This book is a second edition, updated and expanded to explain the technologies that help us find information on the web. Search engines and web navigation tools have become ubiquitous in our day to day use of the web as an information source, a tool for commercial transactions and a social computing tool. Moreover, through the mobile web we have access to the web's services when we are on the move. This book demystifies the tools that we use when interacting with the web, and gives the reader a detailed overview of where we are and where we are going in terms of search engine and web navigation technologies.
Mark Levene, PhD, is Professor of Computer Science, head of the Computer Science and Information Systems Department, and a member of the Information Management and Web Technologies Group at Birkbeck, University of London. His main current research interests are Web search and navigation, Web mining, and Web interaction. Professor Levene is the coauthor of A Guided Tour of Relational Databases and Beyond and the coeditor of Web Dynamics.

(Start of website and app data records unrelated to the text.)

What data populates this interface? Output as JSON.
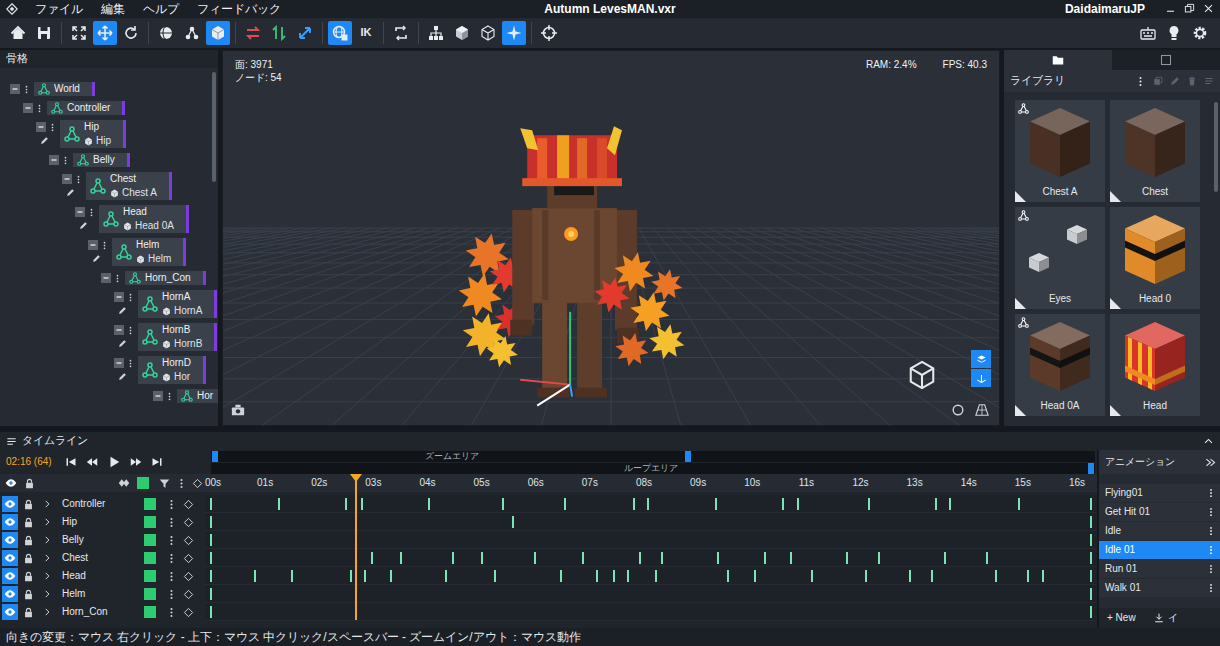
{
  "window": {
    "title": "Autumn LevesMAN.vxr",
    "user": "DaidaimaruJP",
    "menu": [
      "ファイル",
      "編集",
      "ヘルプ",
      "フィードバック"
    ]
  },
  "toolbar": {
    "groups": [
      [
        {
          "kind": "home",
          "selected": false
        },
        {
          "kind": "save",
          "selected": false
        }
      ],
      [
        {
          "kind": "fit",
          "selected": false
        },
        {
          "kind": "move",
          "selected": true
        },
        {
          "kind": "rotate",
          "selected": false
        }
      ],
      [
        {
          "kind": "sphere",
          "selected": false
        },
        {
          "kind": "nodes",
          "selected": false
        },
        {
          "kind": "cube",
          "selected": true
        }
      ],
      [
        {
          "kind": "swap",
          "selected": false
        },
        {
          "kind": "updown",
          "selected": false
        },
        {
          "kind": "scale",
          "selected": false
        }
      ],
      [
        {
          "kind": "globe",
          "selected": true
        },
        {
          "kind": "ik",
          "label": "IK",
          "selected": false
        }
      ],
      [
        {
          "kind": "refresh",
          "selected": false
        }
      ],
      [
        {
          "kind": "tree",
          "selected": false
        },
        {
          "kind": "solid",
          "selected": false
        },
        {
          "kind": "wire",
          "selected": false
        },
        {
          "kind": "sparkle",
          "selected": true
        }
      ],
      [
        {
          "kind": "target",
          "selected": false
        }
      ]
    ],
    "right": [
      {
        "kind": "keyboard",
        "selected": false
      },
      {
        "kind": "bulb",
        "selected": false
      },
      {
        "kind": "gear",
        "selected": false
      }
    ]
  },
  "skeleton": {
    "title": "骨格",
    "nodes": [
      {
        "label": "World",
        "depth": 0,
        "expanded": true
      },
      {
        "label": "Controller",
        "depth": 1,
        "expanded": true
      },
      {
        "label": "Hip",
        "mesh": "Hip",
        "depth": 2,
        "expanded": true
      },
      {
        "label": "Belly",
        "depth": 3,
        "expanded": true
      },
      {
        "label": "Chest",
        "mesh": "Chest A",
        "depth": 4,
        "expanded": true
      },
      {
        "label": "Head",
        "mesh": "Head 0A",
        "depth": 5,
        "expanded": true
      },
      {
        "label": "Helm",
        "mesh": "Helm",
        "depth": 6,
        "expanded": true
      },
      {
        "label": "Horn_Con",
        "depth": 7,
        "expanded": true
      },
      {
        "label": "HornA",
        "mesh": "HornA",
        "depth": 8,
        "expanded": true
      },
      {
        "label": "HornB",
        "mesh": "HornB",
        "depth": 8,
        "expanded": true
      },
      {
        "label": "HornD",
        "mesh": "Hor",
        "depth": 8,
        "expanded": true
      },
      {
        "label": "Hor",
        "depth": 11,
        "expanded": true
      }
    ]
  },
  "viewport": {
    "faces": "面: 3971",
    "nodes": "ノード: 54",
    "ram": "RAM: 2.4%",
    "fps": "FPS: 40.3",
    "view_toggles": [
      {
        "selected": true
      },
      {
        "selected": true
      }
    ]
  },
  "library": {
    "tabs": [
      {
        "kind": "folder",
        "selected": true
      },
      {
        "kind": "square",
        "selected": false
      }
    ],
    "title": "ライブラリ",
    "items": [
      {
        "label": "Chest A",
        "kind": "block",
        "color": "#4a3024",
        "rigged": true
      },
      {
        "label": "Chest",
        "kind": "block",
        "color": "#4e3327",
        "rigged": false
      },
      {
        "label": "Eyes",
        "kind": "eyes",
        "color": "#c8cbd0",
        "rigged": true
      },
      {
        "label": "Head 0",
        "kind": "head",
        "color": "#e08a2a",
        "rigged": false
      },
      {
        "label": "Head 0A",
        "kind": "head",
        "color": "#5b3a2a",
        "rigged": true
      },
      {
        "label": "Head",
        "kind": "helm",
        "color": "#d8342c",
        "rigged": false
      }
    ]
  },
  "timeline": {
    "title": "タイムライン",
    "time": "02:16 (64)",
    "zoom_label": "ズームエリア",
    "zoom": {
      "start": 0.005,
      "end": 0.54
    },
    "loop_label": "ループエリア",
    "loop": {
      "end": 0.995
    },
    "axis_max": 16.37,
    "ticks": [
      "00s",
      "01s",
      "02s",
      "03s",
      "04s",
      "05s",
      "06s",
      "07s",
      "08s",
      "09s",
      "10s",
      "11s",
      "12s",
      "13s",
      "14s",
      "15s",
      "16s"
    ],
    "playhead": 2.68,
    "tracks": [
      {
        "name": "Controller",
        "visible": true,
        "locked": false,
        "color": "#2ecc71",
        "keys": [
          0,
          1.26,
          2.49,
          2.79,
          4.03,
          5.39,
          6.54,
          7.82,
          8.08,
          9.33,
          10.57,
          10.85,
          12.16,
          13.4,
          13.66,
          14.93,
          16.25
        ]
      },
      {
        "name": "Hip",
        "visible": true,
        "locked": false,
        "color": "#2ecc71",
        "keys": [
          0,
          5.58,
          16.25
        ]
      },
      {
        "name": "Belly",
        "visible": true,
        "locked": false,
        "color": "#2ecc71",
        "keys": [
          0,
          16.25
        ]
      },
      {
        "name": "Chest",
        "visible": true,
        "locked": false,
        "color": "#2ecc71",
        "keys": [
          0,
          2.97,
          3.51,
          4.48,
          5.0,
          5.99,
          6.88,
          7.92,
          8.33,
          9.37,
          10.24,
          10.71,
          11.75,
          12.34,
          13.57,
          14.33,
          16.25
        ]
      },
      {
        "name": "Head",
        "visible": true,
        "locked": false,
        "color": "#2ecc71",
        "keys": [
          0,
          0.82,
          1.49,
          2.58,
          2.84,
          3.33,
          4.35,
          5.24,
          6.47,
          7.14,
          7.45,
          7.71,
          8.23,
          9.55,
          10.06,
          11.1,
          12.1,
          12.92,
          13.33,
          14.5,
          15.09,
          15.37,
          16.25
        ]
      },
      {
        "name": "Helm",
        "visible": true,
        "locked": false,
        "color": "#2ecc71",
        "keys": [
          0,
          16.25
        ]
      },
      {
        "name": "Horn_Con",
        "visible": true,
        "locked": false,
        "color": "#2ecc71",
        "keys": [
          0,
          16.25
        ]
      }
    ]
  },
  "animations": {
    "title": "アニメーション",
    "items": [
      {
        "label": "Flying01",
        "selected": false
      },
      {
        "label": "Get Hit 01",
        "selected": false
      },
      {
        "label": "Idle",
        "selected": false
      },
      {
        "label": "Idle 01",
        "selected": true
      },
      {
        "label": "Run 01",
        "selected": false
      },
      {
        "label": "Walk 01",
        "selected": false
      }
    ],
    "new": "+ New",
    "import": "イ"
  },
  "status_bar": "向きの変更：マウス 右クリック - 上下：マウス 中クリック/スペースバー - ズームイン/アウト：マウス動作"
}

PREFACE. LIST OF FIGURES. CHAPTER 1 INTRODUCTION. 1.1 Brief Summary of Chapters. 1.2 Brief History of Hypertext and the Web. 1.3 Brief History of Search Engines. CHAPTER 2 THE WEB AND THE PROBLEM OF SEARCH. 2.1 Some Statistics. 2.2 Tabular Data Versus Web Data. 2.3 Structure of the Web. 2.4 Information Seeking on the Web. 2.5 Informational, Navigational, and Transactional Queries. 2.6 Comparing Web Search to Traditional Information Retrieval. 2.7 Local Site Search Versus Global Web Search. 2.8 Difference Between Search and Navigation. CHAPTER 3 THE PROBLEM OF WEB NAVIGATION. 3.1 Getting Lost in Hyperspace and the Navigation Problem. 3.2 How Can the Machine Assist in User Search and Navigation. 3.3 Trails Should be First Class Objects. 3.4 Enter Markov Chains and Two Interpretations of Its Probabilities. 3.5 Conflict Between Web Site Owner and Visitor. 3.6 Conflict Between Semantics of Web Site and the Business Model. CHAPTER 4 SEARCHING THE WEB. 4.1 Mechanics of a Typical Search. 4.2 Search Engines as Information Gatekeepers of the Web. 4.3 Search Engine Wars, is the Dust Settling? 4.4 Statistics from Studies of Search Engine Query Logs. 4.5 Architecture of a Search Engine. 4.6 Crawling the Web. 4.7 What Does it Take to Deliver a Global Search Service? CHAPTER 5 HOW DOES A SEARCH ENGINE WORK. 5.1 Content Relevance. 5.2 Link-Based Metrics. 5.3 Popularity-Based Metrics. 5.4 Evaluating Search Engines. CHAPTER 6 DIFFERENT TYPES OF SEARCH ENGINES. 6.1 Directories and Categorization of Web Content. 6.2 Search Engine Advertising. 6.3 Metasearch. 6.4 Personalization. 6.5 Question Answering (Q&A) on the Web. 6.6 Image Search. 6.7 Special Purpose Search Engines. CHAPTER 7 NAVIGATING THE WEB. 7.1 Frustration in Web Browsing and Navigation. 7.2 Navigation Tools. 7.3 Navigational Metrics. 7.4 Web Data Mining. 7.5 The Best Trail Algorithm. 7.6 Visualization that Aids Navigation. 7.7 Navigation in Virtual and Physical Spaces. CHAPTER 8 THE MOBILE WEB. 8.1 The Paradigm of Mobile Computing. 8.2 Mobile Web Services. 8.3 Mobile Device Interfaces. 8.4 The Navigation Problem in Mobile Portals. 8.5 Mobile Search. CHAPTER 9 SOCIAL NETWORKS. 9.1 What is a Social Network? 9.2 Social Network Analysis. 9.3 Peer-to-Peer Networks. 9.4 Collaborative Filtering. 9.5 Weblogs (Blogs). 9.6 Power-Law Distributions in the Web. 9.7 Searching in Social Networks. 9.8 Social Tagging and Bookmarking. 9.9 Opinion Mining. 9.10 Web 2.0 and Collective Intelligence. CHAPTER 10 THE FUTURE OF WEB SEARCH AND NAVIGATION. BIBLIOGRAPHY. INDEX.